VC: Usually when we start working on a project we start with nothing. Just a blank piece of paper. This time around Andy wanted a more dance kind of record, so I prepared some loops and grooves before we went into the writing session. We’ve tried doing that before and it didn’t really work. I wasn’t that confident that it would work this time, but suddenly everything clicked and the songs came really easily.
That’s quite a different way of working. Does switching things up, giving yourself a challenge, help you create?
AB: Yeah, I think because we’ve been writing on guitar for quite a while I seem to fall into folk mode, just because of the sound of the guitar. I tend to be kind of over melodic. When you’re writing on synths it kind of simplifies things a bit. I think it makes things more immediate–you’re looking for a punchier lead line or something. I think because we had kind of warmed ourselves up on the Snow Globe record that we did at Christmas, we were less nervous, because we do get very nervous when we haven’t seen each other for a while. We get quite shy.

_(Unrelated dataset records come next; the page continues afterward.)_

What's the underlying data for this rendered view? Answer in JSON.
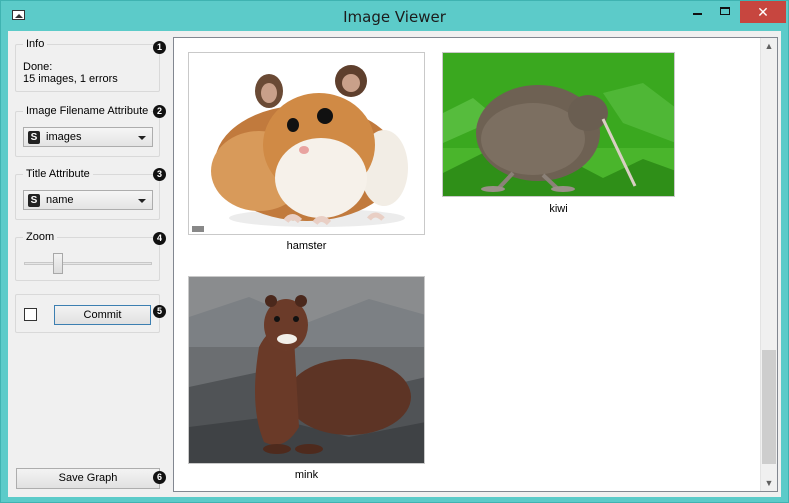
{
  "window": {
    "title": "Image Viewer",
    "close_glyph": "✕"
  },
  "info": {
    "title": "Info",
    "line1": "Done:",
    "line2": "15 images, 1 errors",
    "badge": "1"
  },
  "filename_attr": {
    "title": "Image Filename Attribute",
    "type_icon": "S",
    "value": "images",
    "badge": "2"
  },
  "title_attr": {
    "title": "Title Attribute",
    "type_icon": "S",
    "value": "name",
    "badge": "3"
  },
  "zoom": {
    "title": "Zoom",
    "badge": "4",
    "level": 0.25
  },
  "commit": {
    "label": "Commit",
    "badge": "5",
    "checked": false
  },
  "save": {
    "label": "Save Graph",
    "badge": "6"
  },
  "images": [
    {
      "caption": "hamster"
    },
    {
      "caption": "kiwi"
    },
    {
      "caption": "mink"
    }
  ],
  "scrollbar": {
    "up": "▲",
    "down": "▼"
  }
}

VC: I think it’s quite good to be challenged every time you make a new record because you’re trying to do something different every time. I like the idea of setting myself challenges and tasks before we go into making a record, or maybe putting down rules. One of the disadvantages of electronic music production is that there are endless choices, so if I set myself some ground rules at the beginning and limit myself a bit then it helps with the workflow.
How do you feel that the final results differ from your past work?

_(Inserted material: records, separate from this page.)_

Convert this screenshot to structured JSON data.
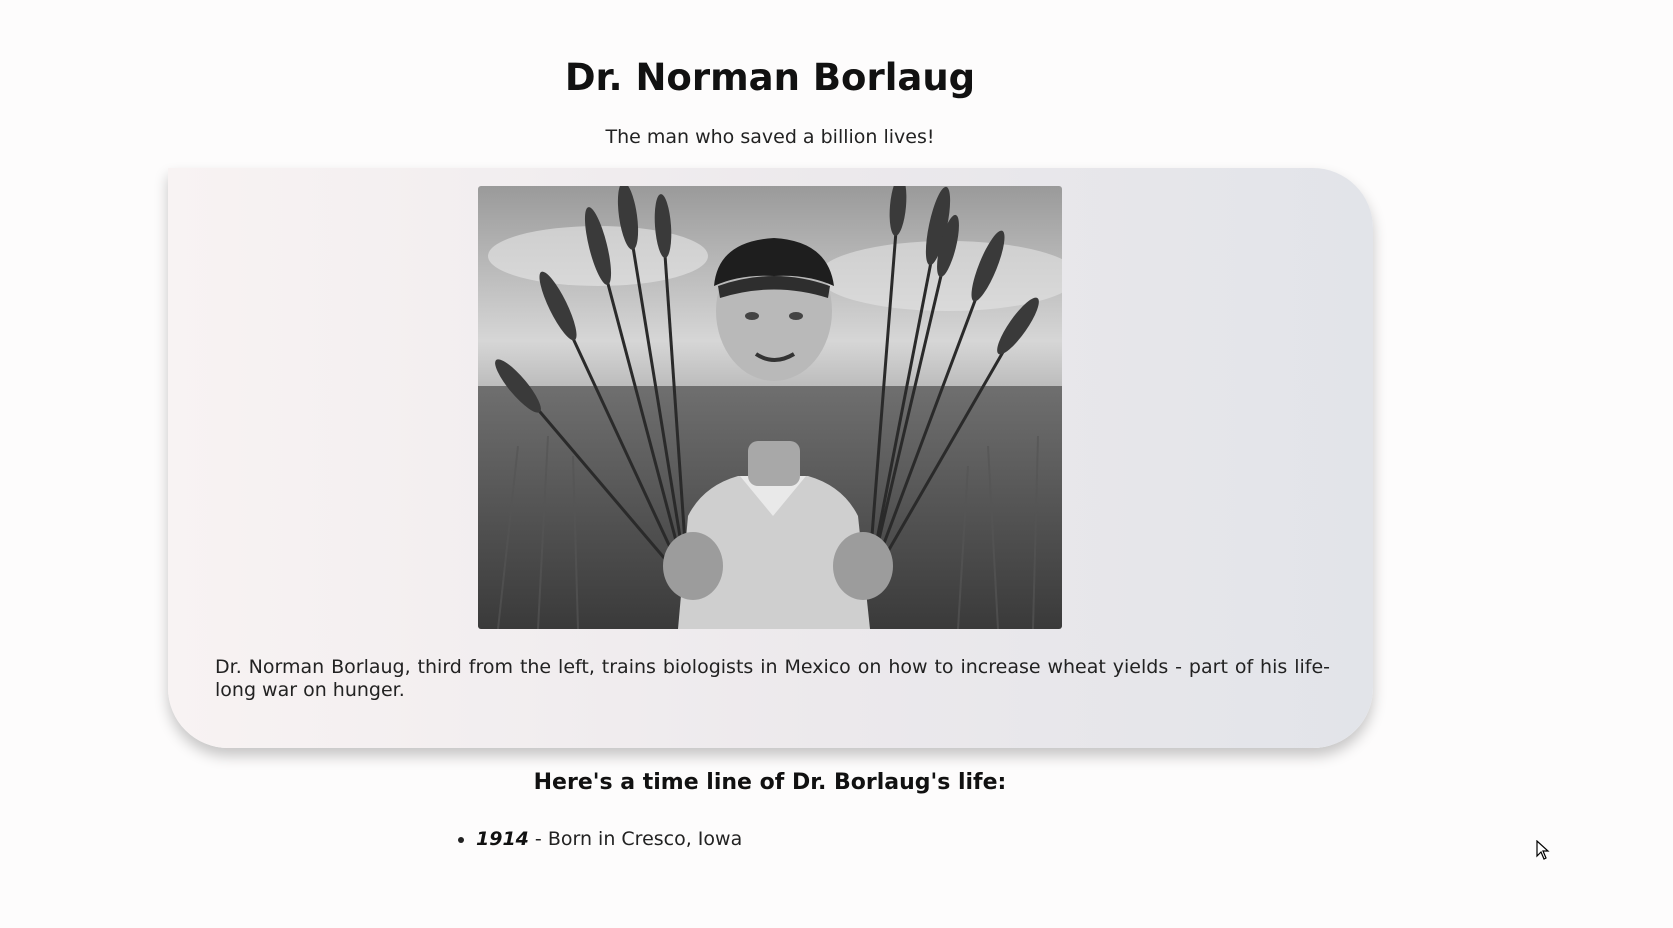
{
  "header": {
    "title": "Dr. Norman Borlaug",
    "subtitle": "The man who saved a billion lives!"
  },
  "figure": {
    "image_desc": "black-and-white-photo-man-holding-wheat-bundles",
    "caption": "Dr. Norman Borlaug, third from the left, trains biologists in Mexico on how to increase wheat yields - part of his life-long war on hunger."
  },
  "timeline": {
    "heading": "Here's a time line of Dr. Borlaug's life:",
    "items": [
      {
        "year": "1914",
        "text": " - Born in Cresco, Iowa"
      }
    ]
  },
  "colors": {
    "card_gradient_start": "#f8f3f3",
    "card_gradient_end": "#e2e4e9"
  }
}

VC: I like to think that it’s a little more mature. This is definitely a record from the heart. This is a very forward-looking record, not looking back.
You guys have had successful pop songs and periods where you’ve been out of the mainstream. Where do you feel like you’re positioned now, now that you have this legacy and a lot of bands emulating you?
AB: To be honest, I really love it. People don’t really understand, because we were considered a gay band from the beginning, because I was out; to me that was kind of a really rock ‘n’ roll thing to do. But because of that you’re kind of outside of the mainstream. You’re always considered a gay band and therefore you’re not going to get on Top 40 radio very much. And also you don’t get rock press, so you’re very much left to fend for yourself. People see a Top 40 artist and they think it’s because they’re really popular and whatever, but they have this huge machine behind them that people don’t really know about. I think for us to have survived that without having the machine…I think we’ve made it by pure talent and survival.